Activity: Write out each line from the data below that includes the word "time".

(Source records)
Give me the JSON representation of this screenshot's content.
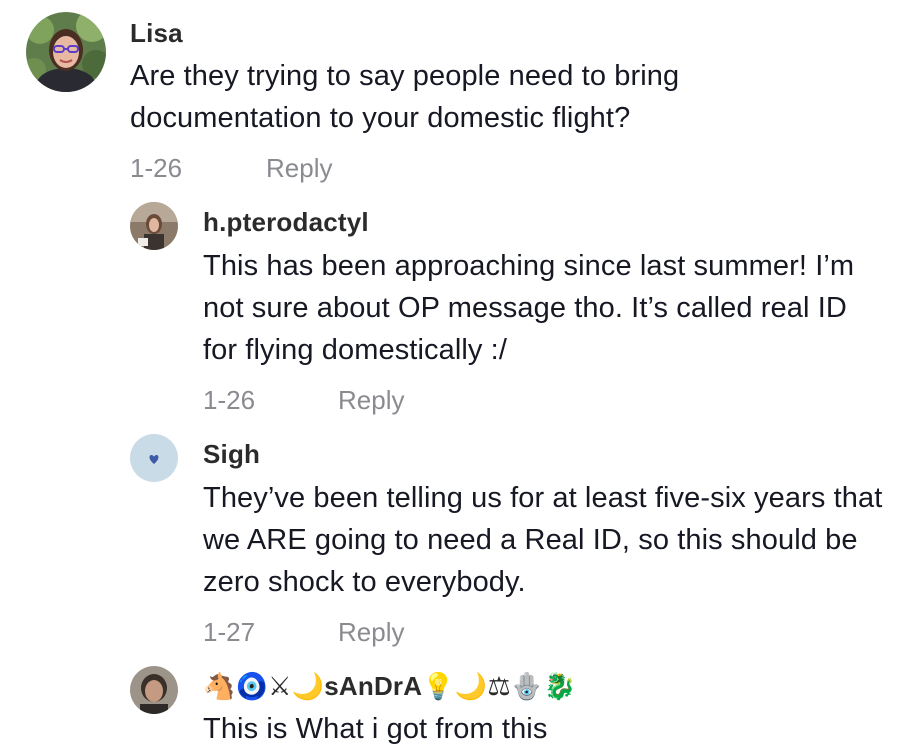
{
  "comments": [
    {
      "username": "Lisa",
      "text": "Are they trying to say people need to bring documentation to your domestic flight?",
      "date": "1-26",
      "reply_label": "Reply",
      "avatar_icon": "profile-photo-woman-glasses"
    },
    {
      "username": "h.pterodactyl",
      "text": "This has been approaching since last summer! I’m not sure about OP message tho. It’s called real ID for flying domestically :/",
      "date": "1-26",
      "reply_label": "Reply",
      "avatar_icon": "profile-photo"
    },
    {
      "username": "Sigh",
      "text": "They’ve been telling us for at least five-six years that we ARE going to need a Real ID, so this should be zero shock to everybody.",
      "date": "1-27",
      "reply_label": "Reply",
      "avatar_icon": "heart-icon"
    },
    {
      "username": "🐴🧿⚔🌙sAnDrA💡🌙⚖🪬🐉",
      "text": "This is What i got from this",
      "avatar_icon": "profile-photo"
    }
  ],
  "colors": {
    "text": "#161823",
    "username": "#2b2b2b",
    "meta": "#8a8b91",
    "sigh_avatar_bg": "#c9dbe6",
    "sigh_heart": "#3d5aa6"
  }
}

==

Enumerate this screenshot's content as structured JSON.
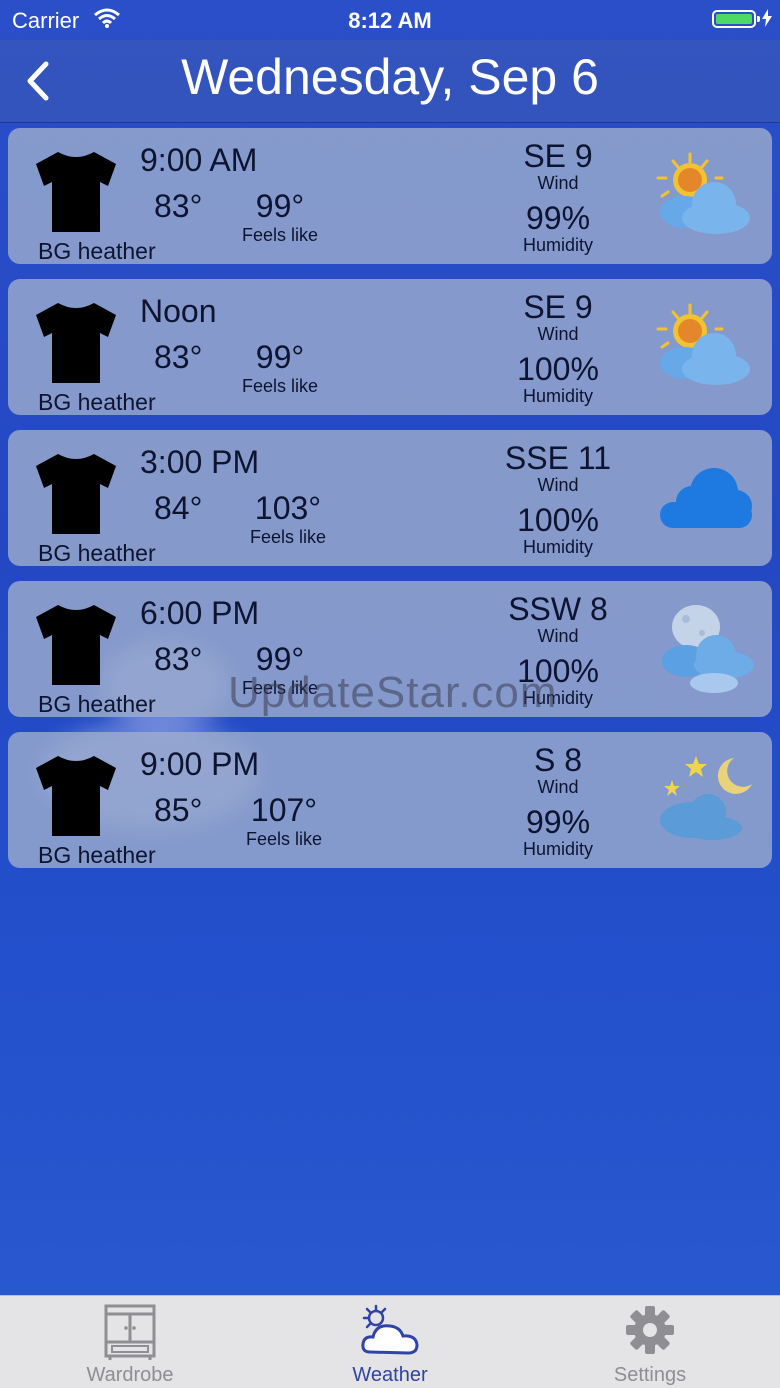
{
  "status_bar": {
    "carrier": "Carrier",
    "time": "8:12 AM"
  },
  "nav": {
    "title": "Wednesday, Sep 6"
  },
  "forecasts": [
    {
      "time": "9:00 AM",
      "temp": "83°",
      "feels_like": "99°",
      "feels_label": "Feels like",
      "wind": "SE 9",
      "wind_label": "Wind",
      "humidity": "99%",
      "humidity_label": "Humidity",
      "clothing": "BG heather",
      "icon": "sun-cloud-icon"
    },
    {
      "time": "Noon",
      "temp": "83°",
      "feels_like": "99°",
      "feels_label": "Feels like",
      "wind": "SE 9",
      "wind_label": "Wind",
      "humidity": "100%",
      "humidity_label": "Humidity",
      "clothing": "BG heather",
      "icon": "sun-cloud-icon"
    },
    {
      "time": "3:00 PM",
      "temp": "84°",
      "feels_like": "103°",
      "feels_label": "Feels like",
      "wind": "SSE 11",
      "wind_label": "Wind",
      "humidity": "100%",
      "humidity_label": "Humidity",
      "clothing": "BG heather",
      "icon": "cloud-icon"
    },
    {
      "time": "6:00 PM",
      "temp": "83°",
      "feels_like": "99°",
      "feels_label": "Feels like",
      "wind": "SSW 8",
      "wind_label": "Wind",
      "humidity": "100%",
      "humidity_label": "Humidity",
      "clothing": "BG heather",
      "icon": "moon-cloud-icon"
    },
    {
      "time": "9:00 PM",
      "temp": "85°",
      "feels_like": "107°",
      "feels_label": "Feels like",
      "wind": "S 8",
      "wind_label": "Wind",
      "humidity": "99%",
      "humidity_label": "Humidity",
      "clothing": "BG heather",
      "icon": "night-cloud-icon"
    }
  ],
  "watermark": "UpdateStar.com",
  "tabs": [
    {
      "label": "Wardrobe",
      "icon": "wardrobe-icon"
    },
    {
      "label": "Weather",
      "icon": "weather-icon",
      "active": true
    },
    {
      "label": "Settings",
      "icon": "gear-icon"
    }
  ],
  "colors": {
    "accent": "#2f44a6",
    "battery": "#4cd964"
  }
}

Result for this task:
    "time": "8:12 AM"
      "time": "9:00 AM",
      "time": "Noon",
      "time": "3:00 PM",
      "time": "6:00 PM",
      "time": "9:00 PM",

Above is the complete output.